That being said, I dig this. I've been looking into running a GMing workshop for the younger members of the local RPG club, and if I end up doing it, there will definitely be a section on trust now.

Alexis Smolensk said...

Spelling error corrected. I had used "principle" in the correct sense in the post three times prior, twice immediately prior to intending "principal", I'm sure my subconscious was writing the word.

JB,

Fair enough. Consistently challenging.

Rubberduck,

Fair enough also. Will you accept "first" as opposed to "principal"?

Common sense regarding the 3rd Axiom is what I'm shooting for. IF we can agree that conflict arises, in the 2nd Axiom, from the discontinuity between Player and DM, that conflict must arise from SOMEWHERE or SOMETHING. Where? What?

With the 1st Axiom, I did not define "DM" or "Player" ~ because I think the definition of these things are fairly well accepted. The DM acts in a personal, real self capacity, AND a setting capacity; the Player acts in a personal, real self capacity, AND a character capacity.

There are, therefore, FOUR agendas at the table; the two in possession of the DM, and the two in possession of the players.

Using only this knowledge, there is no other possible place from which the conflict CAN arise: therefore, this must see this as the "difficulty" where experiential knowledge is lacking. That is, the knowledge that we're attempting to add while teaching. We want to teach DMs how to be a setting and a real self, so that players can be themselves and characters, and able to trust the DM.

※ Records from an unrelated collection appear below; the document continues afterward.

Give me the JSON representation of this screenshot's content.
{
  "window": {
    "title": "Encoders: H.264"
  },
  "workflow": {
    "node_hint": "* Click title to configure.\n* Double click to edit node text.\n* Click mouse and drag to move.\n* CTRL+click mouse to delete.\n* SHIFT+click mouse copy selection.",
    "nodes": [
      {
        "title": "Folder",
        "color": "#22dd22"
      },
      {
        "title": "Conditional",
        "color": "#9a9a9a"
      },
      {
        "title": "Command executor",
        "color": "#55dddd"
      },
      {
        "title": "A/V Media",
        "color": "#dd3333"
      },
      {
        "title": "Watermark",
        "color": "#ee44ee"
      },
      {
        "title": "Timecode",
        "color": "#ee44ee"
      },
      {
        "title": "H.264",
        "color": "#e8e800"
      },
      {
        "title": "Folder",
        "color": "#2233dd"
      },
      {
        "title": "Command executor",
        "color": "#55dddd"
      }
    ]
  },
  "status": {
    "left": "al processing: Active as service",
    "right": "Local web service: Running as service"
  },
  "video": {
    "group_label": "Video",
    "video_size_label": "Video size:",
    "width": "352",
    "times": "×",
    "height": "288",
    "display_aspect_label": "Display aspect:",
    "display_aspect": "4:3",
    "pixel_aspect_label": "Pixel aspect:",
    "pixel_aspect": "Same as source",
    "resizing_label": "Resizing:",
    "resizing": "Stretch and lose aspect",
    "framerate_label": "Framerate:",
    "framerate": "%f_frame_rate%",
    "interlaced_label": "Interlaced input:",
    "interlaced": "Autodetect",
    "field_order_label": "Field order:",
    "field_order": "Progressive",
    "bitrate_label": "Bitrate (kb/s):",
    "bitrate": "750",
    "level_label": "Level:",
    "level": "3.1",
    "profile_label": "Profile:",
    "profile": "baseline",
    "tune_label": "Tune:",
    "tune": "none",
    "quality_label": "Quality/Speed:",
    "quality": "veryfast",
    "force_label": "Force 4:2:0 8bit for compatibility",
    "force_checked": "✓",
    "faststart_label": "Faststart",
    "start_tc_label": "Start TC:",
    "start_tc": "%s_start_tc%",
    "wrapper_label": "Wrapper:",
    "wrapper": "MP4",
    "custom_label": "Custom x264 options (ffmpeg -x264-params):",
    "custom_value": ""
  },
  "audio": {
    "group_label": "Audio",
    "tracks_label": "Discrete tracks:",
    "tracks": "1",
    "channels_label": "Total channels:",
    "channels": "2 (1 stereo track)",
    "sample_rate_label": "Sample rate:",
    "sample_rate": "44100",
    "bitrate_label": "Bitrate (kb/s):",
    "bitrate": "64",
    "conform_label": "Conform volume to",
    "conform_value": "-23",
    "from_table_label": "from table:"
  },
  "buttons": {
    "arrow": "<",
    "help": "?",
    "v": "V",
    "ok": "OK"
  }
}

I think I've changed my mind. "Difficulty" is the correct word. It may not be in JB' context of actual running (which I concede), but the issue here is Education. With regards to Education, the DIFFICULTY is in teaching people how to appropriately and properly separate inappropriate real-life behavior from appropriate game behavior, in conflicts that arise from the four agendas.

Is this philosophy that will stand the introspection of a 1st year philosophy student? No. Was not my intention. Is this a reasonable, simplified perspective that we can hinge a constructive educational syllabus upon, as opposed to advice like, "Come up with a good story..."

I think so.